To build the spa, I worked with an architect who was very familiar with the traditional ways of designing pre-Hispanic buildings, along with the resident shaman and an expert of biodynamics.
The spa is surrounded by the natural world, and embracing nature is so important for healing, so every single treatment has a connection with the sensory garden, which we built here with healing herbs. All of the treatments organically connect you with nature.
While your guests are interested in wellness, many of them have busy lives. How do you help them return to their personal health journey at the spa, and how do you help these benefits last after their stay?
Most of our guests come from New York, and most of them walk into the treatment rooms with phones. We want to get people to a place where they are on vacation and truly disconnected. We can treat superficial aches and pains, but stress is not coming from our muscles. It’s coming from the way we think and feel.
We focus on a journey towards resilience. Learning how to be resilient is the single greatest thing. If you are resilient, you don’t dwell on failure or loss, and your life will change dramatically. Obstacles and challenges will always be there — it’s all about how we deal with them. We spend so much time focusing on the wrong things that it’s hard to move on.
What are the key wellness takeaways from your spa that anyone can practice in their own lives?
At Rosewood, we distinguished four different pillars to help guide people to live better lives — people have to be able to find optimism, they must be resourceful, they must have a purpose in life, and they must have empathy and compassion.
When we connect to a higher purpose, everything changes.
And, marry oneself. Commit to your own happiness first.
Daniel’s Ayurvedic practices can be life-changing. Why was it important to incorporate Ayurvedic properties into the Rosewood Mayakoba spa?
Ayurveda is the first form of medicine known by man. It was the earliest form of healing and carries so many keys to wellness. The Rosewood Ayurvedic practicioner creates essential oils from that region of Mexico, so they have the greatest healing properties. They go into your blood system and then directly the limbic system, so it actually affects your emotions.
What is the largest trend in wellness you are seeing right now?
Guests are seeking more insightful experiences that provide ways for them to enhance and strengthen themselves in a holistic way — physically, mentally and emotionally. We are also seeing more alternative therapies and energy healing within the hospitality sector, as consumers continue to look for answers beyond traditional treatments.
The COVID-19 pandemic has impacted nearly every aspect of our lives, especially our mental health and communities. What have you noticed at the spa, and how have you met these changes?
Humans need touch.
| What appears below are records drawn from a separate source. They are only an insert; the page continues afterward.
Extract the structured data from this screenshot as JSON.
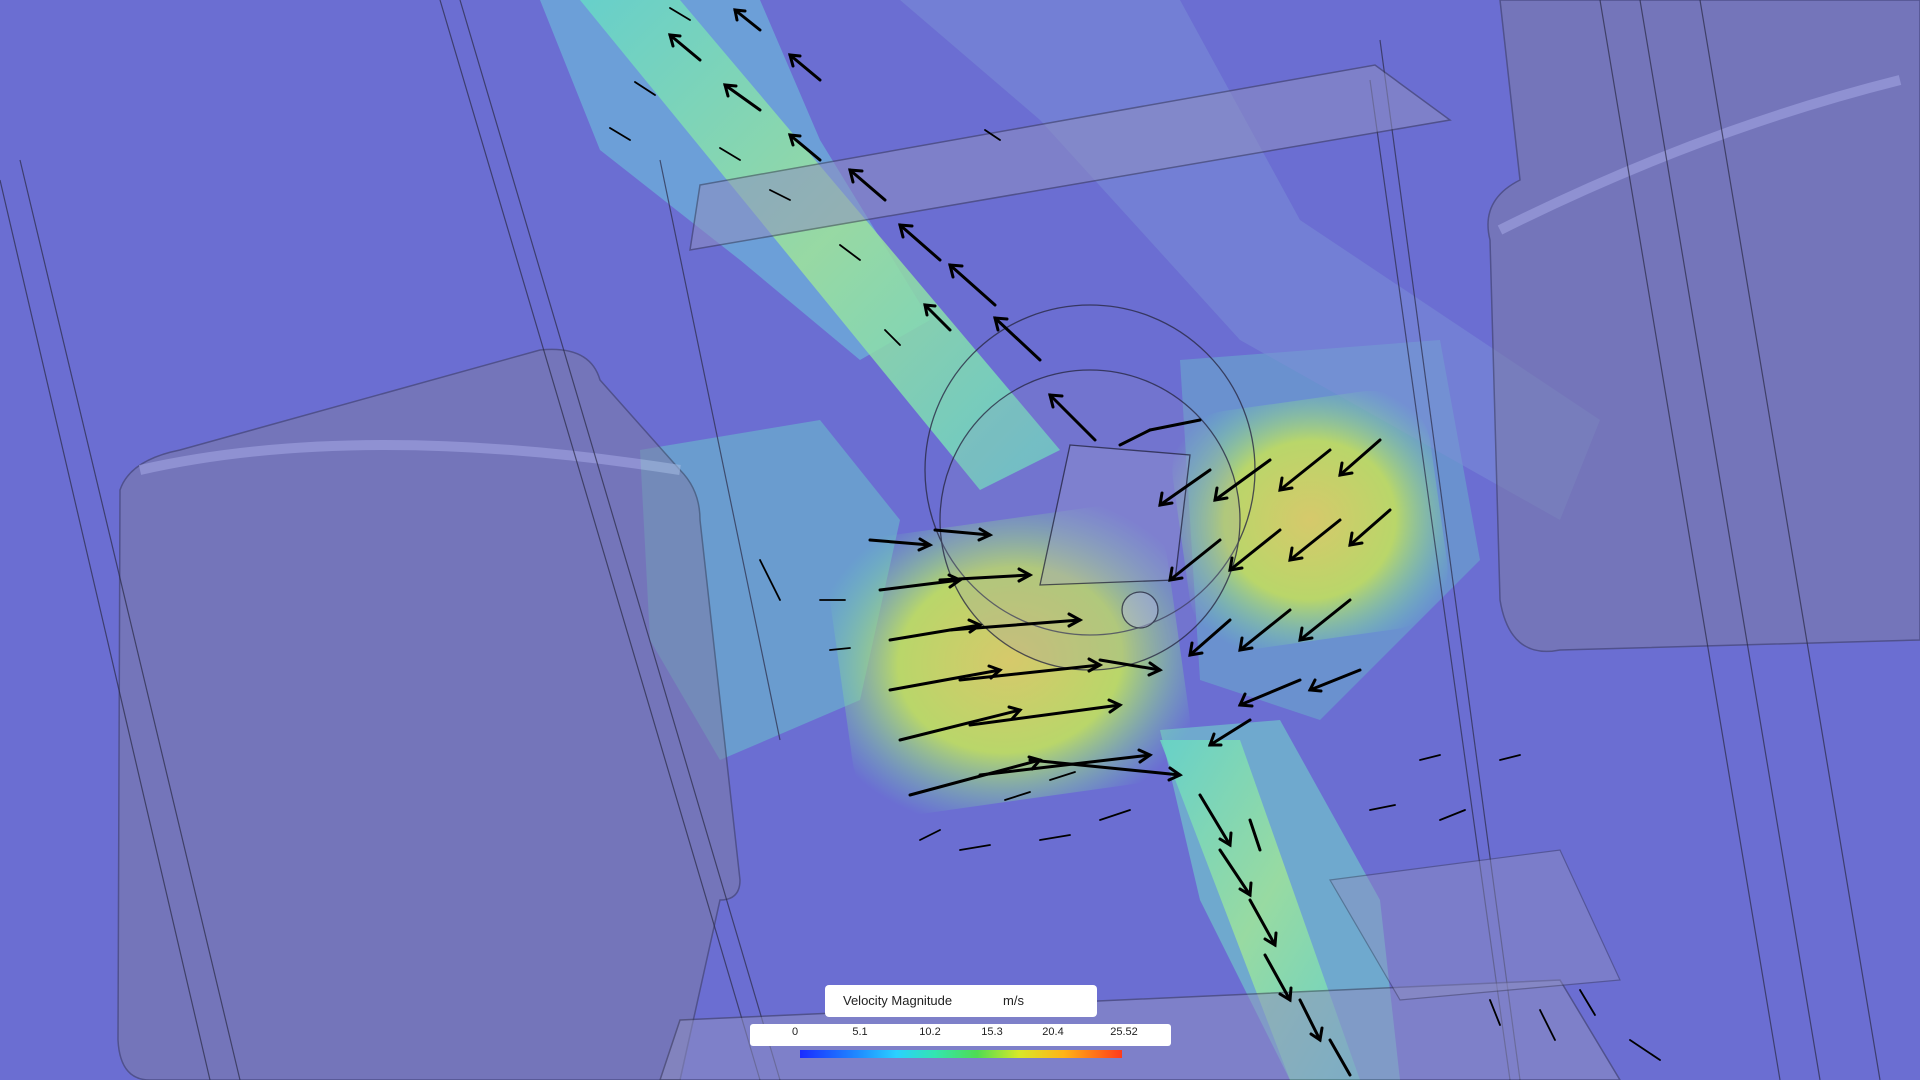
{
  "app": {
    "view": "3D CFD velocity field"
  },
  "legend": {
    "title": "Velocity Magnitude",
    "unit": "m/s",
    "ticks": [
      "0",
      "5.1",
      "10.2",
      "15.3",
      "20.4",
      "25.52"
    ],
    "colors": {
      "min": "#1a2cff",
      "mid": "#4fdc52",
      "max": "#ff3b1a"
    }
  }
}
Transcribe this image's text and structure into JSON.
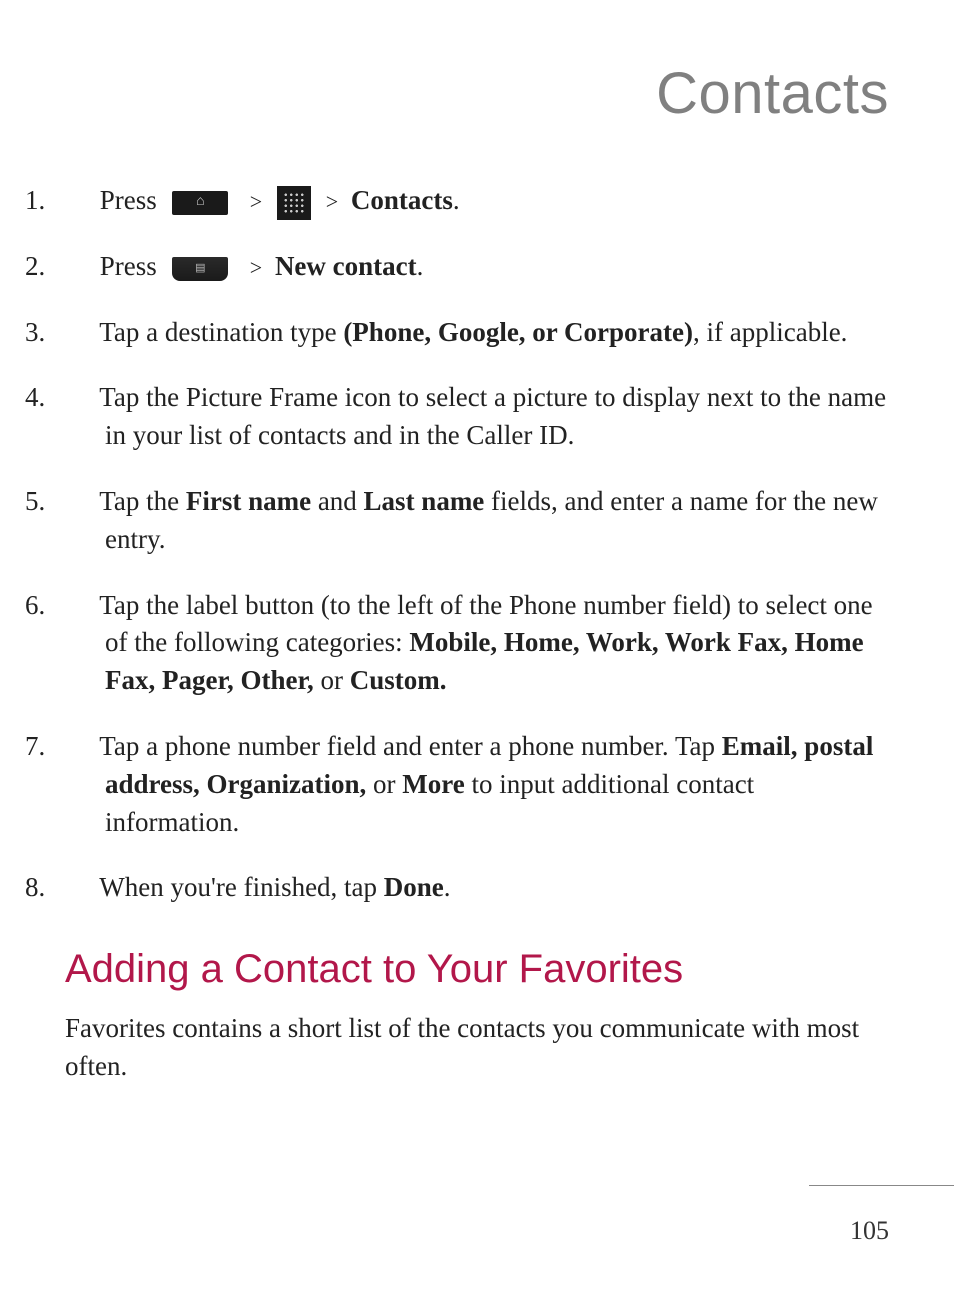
{
  "page_title": "Contacts",
  "steps": {
    "s1_prefix": "1.",
    "s1_press": "Press",
    "s1_contacts": "Contacts",
    "s2_prefix": "2.",
    "s2_press": "Press",
    "s2_newcontact": "New contact",
    "s3_prefix": "3.",
    "s3_a": "Tap a destination type ",
    "s3_bold": "(Phone, Google, or Corporate)",
    "s3_b": ", if applicable.",
    "s4_prefix": "4.",
    "s4_text": "Tap the Picture Frame icon to select a picture to display next to the name in your list of contacts and in the Caller ID.",
    "s5_prefix": "5.",
    "s5_a": "Tap the ",
    "s5_first": "First name",
    "s5_and": " and ",
    "s5_last": "Last name",
    "s5_b": " fields, and enter a name for the new entry.",
    "s6_prefix": "6.",
    "s6_a": "Tap the label button (to the left of the Phone number field) to select one of the following categories: ",
    "s6_bold": "Mobile, Home, Work, Work Fax, Home Fax, Pager, Other,",
    "s6_or": " or ",
    "s6_custom": "Custom.",
    "s7_prefix": "7.",
    "s7_a": "Tap a phone number field and enter a phone number. Tap ",
    "s7_bold1": "Email, postal address, Organization,",
    "s7_or": " or ",
    "s7_bold2": "More",
    "s7_b": " to input additional contact information.",
    "s8_prefix": "8.",
    "s8_a": "When you're finished, tap ",
    "s8_done": "Done",
    "s8_b": "."
  },
  "section_heading": "Adding a Contact to Your Favorites",
  "section_body": "Favorites contains a short list of the contacts you communicate with most often.",
  "page_number": "105",
  "gt": ">",
  "period": "."
}
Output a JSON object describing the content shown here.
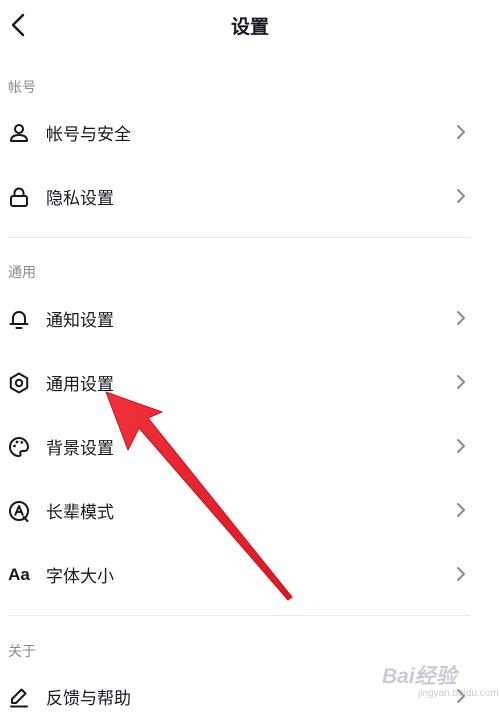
{
  "header": {
    "title": "设置",
    "back_icon": "chevron-left-icon"
  },
  "sections": {
    "account": {
      "title": "帐号",
      "items": [
        {
          "label": "帐号与安全",
          "icon": "user-icon"
        },
        {
          "label": "隐私设置",
          "icon": "lock-icon"
        }
      ]
    },
    "general": {
      "title": "通用",
      "items": [
        {
          "label": "通知设置",
          "icon": "bell-icon"
        },
        {
          "label": "通用设置",
          "icon": "gear-icon"
        },
        {
          "label": "背景设置",
          "icon": "palette-icon"
        },
        {
          "label": "长辈模式",
          "icon": "elder-mode-icon"
        },
        {
          "label": "字体大小",
          "icon": "font-size-icon",
          "icon_text": "Aa"
        }
      ]
    },
    "about": {
      "title": "关于",
      "items": [
        {
          "label": "反馈与帮助",
          "icon": "edit-icon"
        }
      ]
    }
  },
  "watermark": {
    "brand": "Bai经验",
    "sub": "jingyan.baidu.com"
  },
  "colors": {
    "text": "#161823",
    "secondary": "#8a8b91",
    "divider": "#e8e8ea",
    "arrow": "#e8242e"
  }
}
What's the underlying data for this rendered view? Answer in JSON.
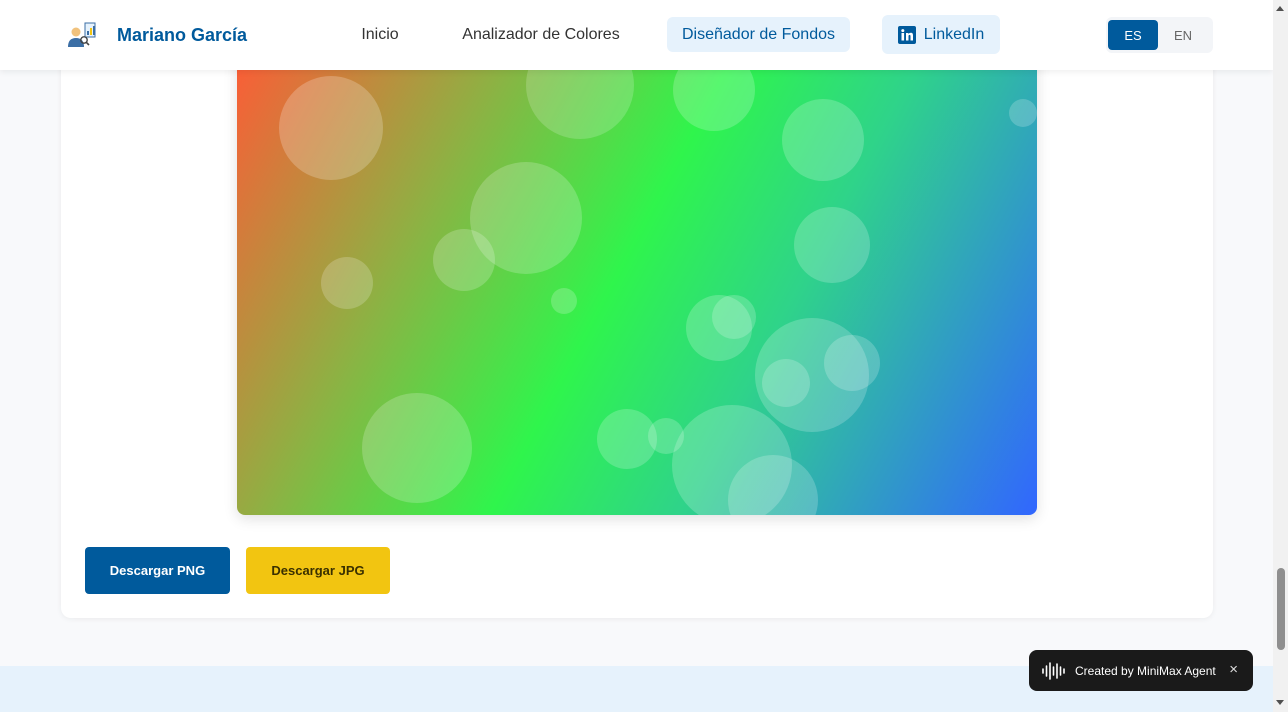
{
  "header": {
    "brand": "Mariano García",
    "logo_icon": "analyst-chart-icon",
    "nav": [
      {
        "label": "Inicio"
      },
      {
        "label": "Analizador de Colores"
      },
      {
        "label": "Diseñador de Fondos",
        "active": true
      },
      {
        "label": "LinkedIn",
        "icon": "linkedin-icon"
      }
    ],
    "lang": {
      "es": "ES",
      "en": "EN",
      "selected": "ES"
    }
  },
  "preview": {
    "gradient_colors": [
      "#ff5a36",
      "#8fb043",
      "#2ff54c",
      "#2fd38a",
      "#3166ff"
    ],
    "bubbles": "bokeh-circles"
  },
  "actions": {
    "png_label": "Descargar PNG",
    "jpg_label": "Descargar JPG"
  },
  "toast": {
    "text": "Created by MiniMax Agent",
    "close": "×",
    "icon": "waveform-icon"
  },
  "colors": {
    "primary": "#005a9c",
    "accent": "#f2c511",
    "nav_active_bg": "#e6f2fc"
  }
}
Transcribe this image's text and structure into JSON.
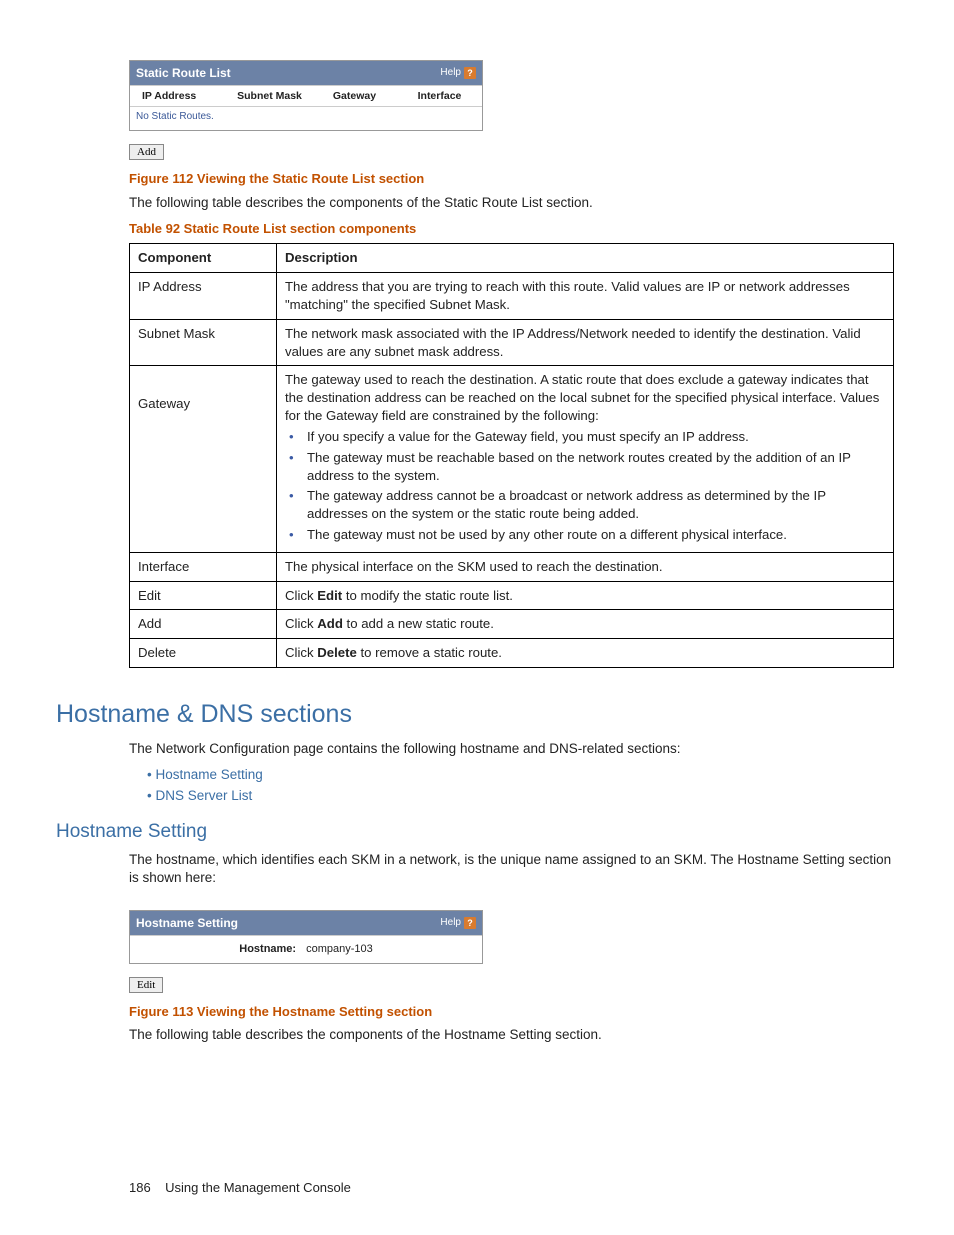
{
  "staticRoutePanel": {
    "title": "Static Route List",
    "help": "Help",
    "columns": [
      "IP Address",
      "Subnet Mask",
      "Gateway",
      "Interface"
    ],
    "empty": "No Static Routes.",
    "addBtn": "Add"
  },
  "figure112": "Figure 112 Viewing the Static Route List section",
  "figure112_desc": "The following table describes the components of the Static Route List section.",
  "table92_caption": "Table 92 Static Route List section components",
  "table92_headers": [
    "Component",
    "Description"
  ],
  "table92": {
    "ip": {
      "name": "IP Address",
      "desc": "The address that you are trying to reach with this route. Valid values are IP or network addresses \"matching\" the specified Subnet Mask."
    },
    "mask": {
      "name": "Subnet Mask",
      "desc": "The network mask associated with the IP Address/Network needed to identify the destination. Valid values are any subnet mask address."
    },
    "gateway": {
      "name": "Gateway",
      "intro": "The gateway used to reach the destination. A static route that does exclude a gateway indicates that the destination address can be reached on the local subnet for the specified physical interface. Values for the Gateway field are constrained by the following:",
      "b1": "If you specify a value for the Gateway field, you must specify an IP address.",
      "b2": "The gateway must be reachable based on the network routes created by the addition of an IP address to the system.",
      "b3": "The gateway address cannot be a broadcast or network address as determined by the IP addresses on the system or the static route being added.",
      "b4": "The gateway must not be used by any other route on a different physical interface."
    },
    "iface": {
      "name": "Interface",
      "desc": "The physical interface on the SKM used to reach the destination."
    },
    "edit": {
      "name": "Edit",
      "pre": "Click ",
      "bold": "Edit",
      "post": " to modify the static route list."
    },
    "add": {
      "name": "Add",
      "pre": "Click ",
      "bold": "Add",
      "post": " to add a new static route."
    },
    "del": {
      "name": "Delete",
      "pre": "Click ",
      "bold": "Delete",
      "post": " to remove a static route."
    }
  },
  "h1": "Hostname & DNS sections",
  "h1_intro": "The Network Configuration page contains the following hostname and DNS-related sections:",
  "links": [
    "Hostname Setting",
    "DNS Server List"
  ],
  "h2": "Hostname Setting",
  "h2_intro": "The hostname, which identifies each SKM in a network, is the unique name assigned to an SKM. The Hostname Setting section is shown here:",
  "hostnamePanel": {
    "title": "Hostname Setting",
    "help": "Help",
    "label": "Hostname:",
    "value": "company-103",
    "editBtn": "Edit"
  },
  "figure113": "Figure 113 Viewing the Hostname Setting section",
  "figure113_desc": "The following table describes the components of the Hostname Setting section.",
  "footer": {
    "page": "186",
    "title": "Using the Management Console"
  }
}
We do treatments where we put experiences before the massages to help people feel and be better. It’s not just being at a hotel, but being at home.
How will hospitality have to shift post-COVID?
Hospitality will need to turn to health safety as a priority, from increasing options for dining and meeting spaces, to technological advances in in-door air purification.
Wellness will continue to expand, and therapies to boost immunity are only the beginning of those changes. Guests will be looking for experiences and places that enrich their lives, not only during their stays, but they will seek those that provide progressive personal growth after their visits.
What is your favorite quote?
I have several but certainly one of my favorites is: “A man is but the product of his own thoughts. What he thinks, he becomes.” – Gandhi
How do you hope guests feel after they visit Sense Spa?
We focus on creating life-enriching experiences with a peripheral wellness perspective and ensure that we have a presence on all levels of the guest experience. This gives travelers even more of a reason to visit our property. Some of our most loyal guests have shared that they love coming back to a place that not only makes them feel great but that encourages them to be better.